Give back every entry exactly as it is written, but not the pictures.

**RECORDS FOR THE EXERCISE**
■ ■ ■ ■ ■ ■ ■
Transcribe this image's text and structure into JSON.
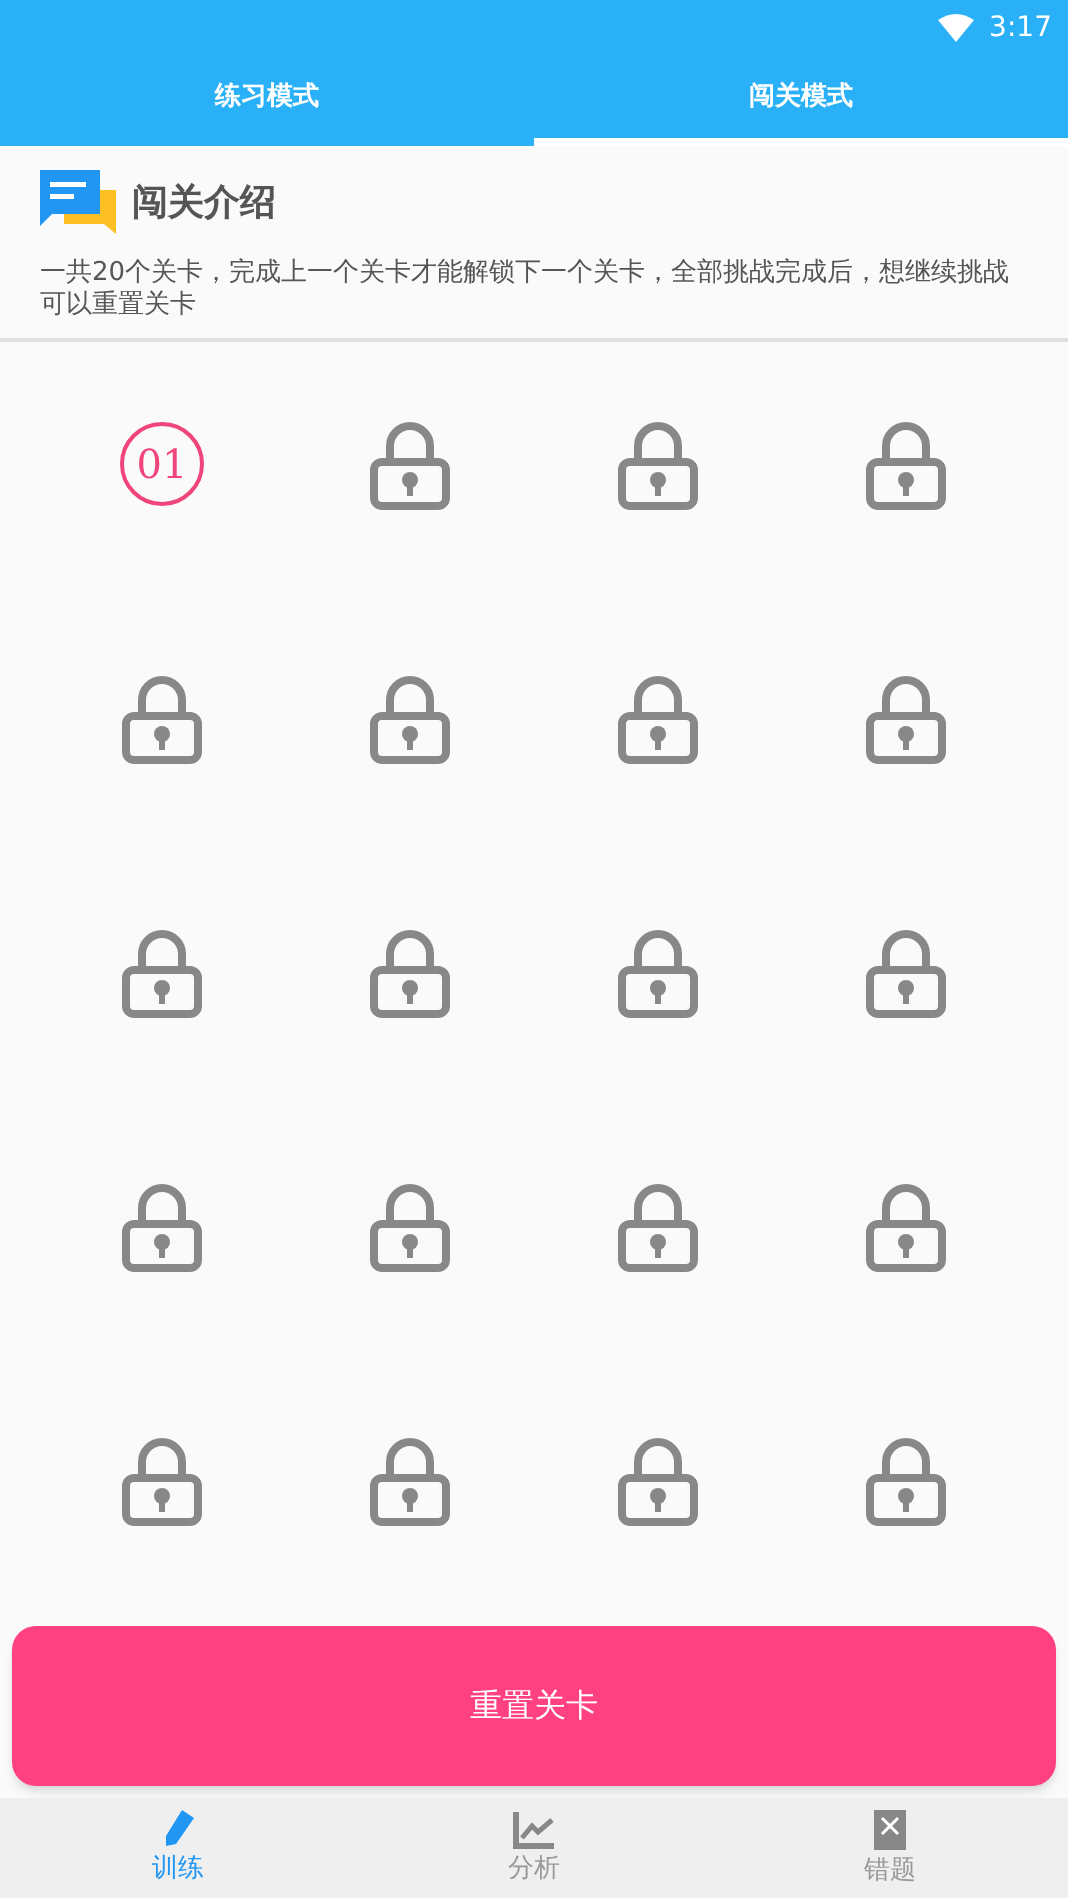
{
  "status_bar": {
    "time": "3:17"
  },
  "tabs": [
    {
      "label": "练习模式",
      "selected": false
    },
    {
      "label": "闯关模式",
      "selected": true
    }
  ],
  "intro": {
    "title": "闯关介绍",
    "text": "一共20个关卡，完成上一个关卡才能解锁下一个关卡，全部挑战完成后，想继续挑战可以重置关卡"
  },
  "levels": [
    {
      "locked": false,
      "label": "01"
    },
    {
      "locked": true
    },
    {
      "locked": true
    },
    {
      "locked": true
    },
    {
      "locked": true
    },
    {
      "locked": true
    },
    {
      "locked": true
    },
    {
      "locked": true
    },
    {
      "locked": true
    },
    {
      "locked": true
    },
    {
      "locked": true
    },
    {
      "locked": true
    },
    {
      "locked": true
    },
    {
      "locked": true
    },
    {
      "locked": true
    },
    {
      "locked": true
    },
    {
      "locked": true
    },
    {
      "locked": true
    },
    {
      "locked": true
    },
    {
      "locked": true
    }
  ],
  "reset_button": {
    "label": "重置关卡"
  },
  "bottom_nav": [
    {
      "label": "训练",
      "selected": true,
      "kind": "pen"
    },
    {
      "label": "分析",
      "selected": false,
      "kind": "chart"
    },
    {
      "label": "错题",
      "selected": false,
      "kind": "wrong"
    }
  ]
}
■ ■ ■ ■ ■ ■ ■
**ANSWER BELOW**
Transcribe this image's text and structure into JSON.
{
  "status_bar": {
    "time": "3:17"
  },
  "tabs": [
    {
      "label": "练习模式",
      "selected": false
    },
    {
      "label": "闯关模式",
      "selected": true
    }
  ],
  "intro": {
    "title": "闯关介绍",
    "text": "一共20个关卡，完成上一个关卡才能解锁下一个关卡，全部挑战完成后，想继续挑战可以重置关卡"
  },
  "levels": [
    {
      "locked": false,
      "label": "01"
    },
    {
      "locked": true
    },
    {
      "locked": true
    },
    {
      "locked": true
    },
    {
      "locked": true
    },
    {
      "locked": true
    },
    {
      "locked": true
    },
    {
      "locked": true
    },
    {
      "locked": true
    },
    {
      "locked": true
    },
    {
      "locked": true
    },
    {
      "locked": true
    },
    {
      "locked": true
    },
    {
      "locked": true
    },
    {
      "locked": true
    },
    {
      "locked": true
    },
    {
      "locked": true
    },
    {
      "locked": true
    },
    {
      "locked": true
    },
    {
      "locked": true
    }
  ],
  "reset_button": {
    "label": "重置关卡"
  },
  "bottom_nav": [
    {
      "label": "训练",
      "selected": true,
      "kind": "pen"
    },
    {
      "label": "分析",
      "selected": false,
      "kind": "chart"
    },
    {
      "label": "错题",
      "selected": false,
      "kind": "wrong"
    }
  ]
}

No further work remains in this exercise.